Goal of the exercise — Retrieve each line that contains the word "title" from the entries below.
╔══
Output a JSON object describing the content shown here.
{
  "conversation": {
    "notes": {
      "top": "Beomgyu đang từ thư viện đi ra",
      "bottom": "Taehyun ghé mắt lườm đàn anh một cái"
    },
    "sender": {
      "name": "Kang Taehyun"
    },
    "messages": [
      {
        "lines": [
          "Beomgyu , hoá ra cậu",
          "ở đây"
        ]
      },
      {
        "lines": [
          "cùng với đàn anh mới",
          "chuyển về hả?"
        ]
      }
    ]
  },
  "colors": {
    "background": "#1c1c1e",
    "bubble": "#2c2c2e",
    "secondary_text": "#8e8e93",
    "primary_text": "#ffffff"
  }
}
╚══
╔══
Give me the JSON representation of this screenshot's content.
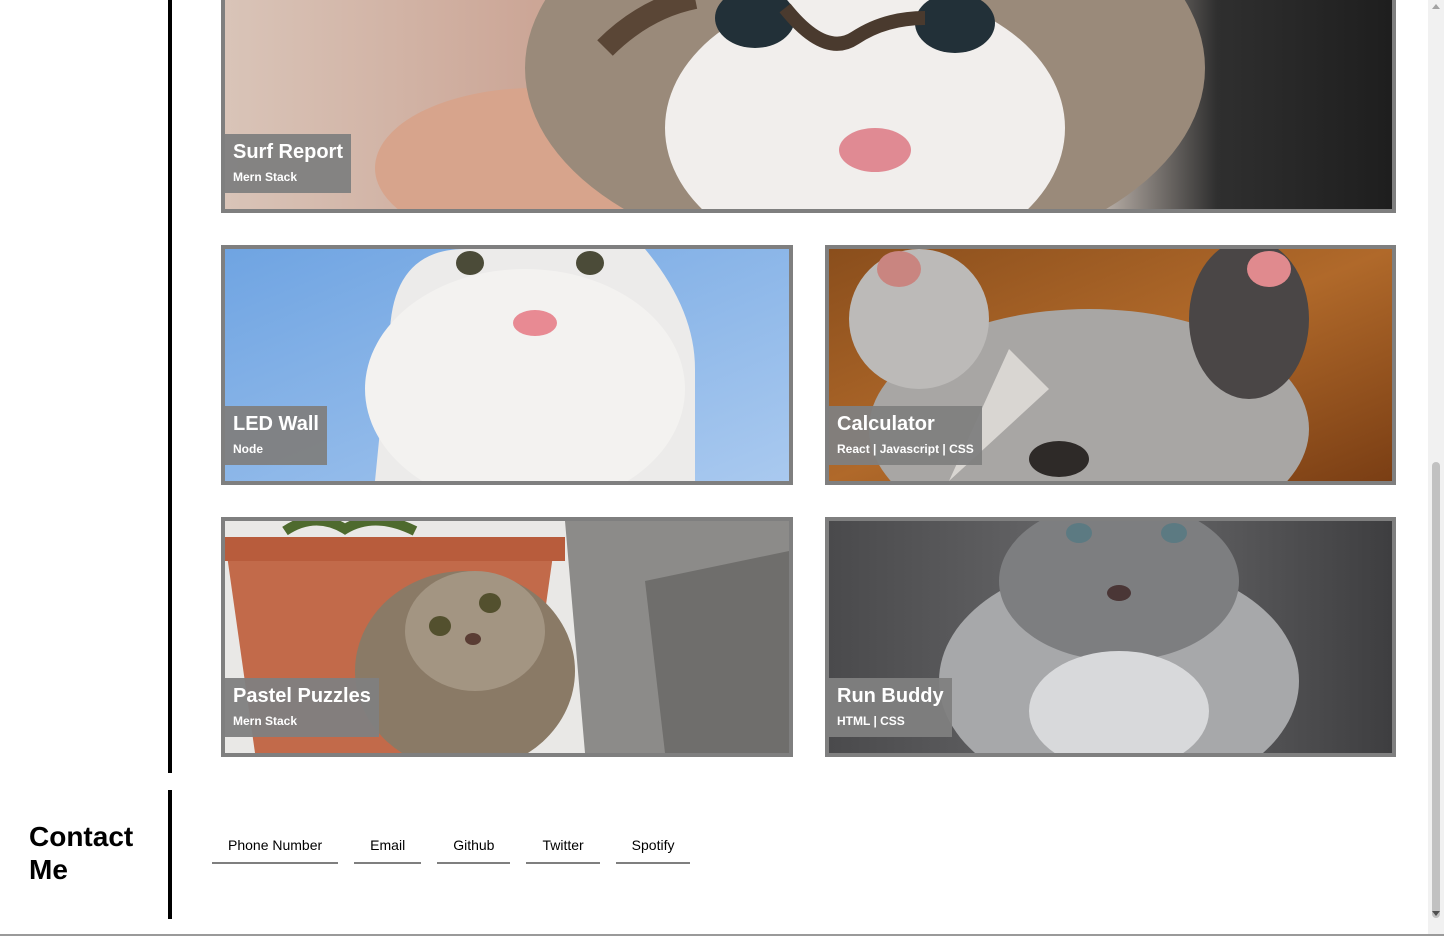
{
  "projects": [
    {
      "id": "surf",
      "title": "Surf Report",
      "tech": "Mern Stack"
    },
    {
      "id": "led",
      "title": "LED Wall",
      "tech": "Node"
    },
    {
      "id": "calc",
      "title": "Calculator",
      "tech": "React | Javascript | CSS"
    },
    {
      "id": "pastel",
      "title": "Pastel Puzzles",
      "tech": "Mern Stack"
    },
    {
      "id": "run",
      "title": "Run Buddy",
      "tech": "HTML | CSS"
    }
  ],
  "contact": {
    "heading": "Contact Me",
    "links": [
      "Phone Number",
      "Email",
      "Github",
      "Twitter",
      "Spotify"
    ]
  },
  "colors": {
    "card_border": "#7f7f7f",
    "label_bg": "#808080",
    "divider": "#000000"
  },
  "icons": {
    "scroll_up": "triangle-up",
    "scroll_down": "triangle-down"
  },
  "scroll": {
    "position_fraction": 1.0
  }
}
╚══
Response to the task —
      "title": "Surf Report",
      "title": "LED Wall",
      "title": "Calculator",
      "title": "Pastel Puzzles",
      "title": "Run Buddy",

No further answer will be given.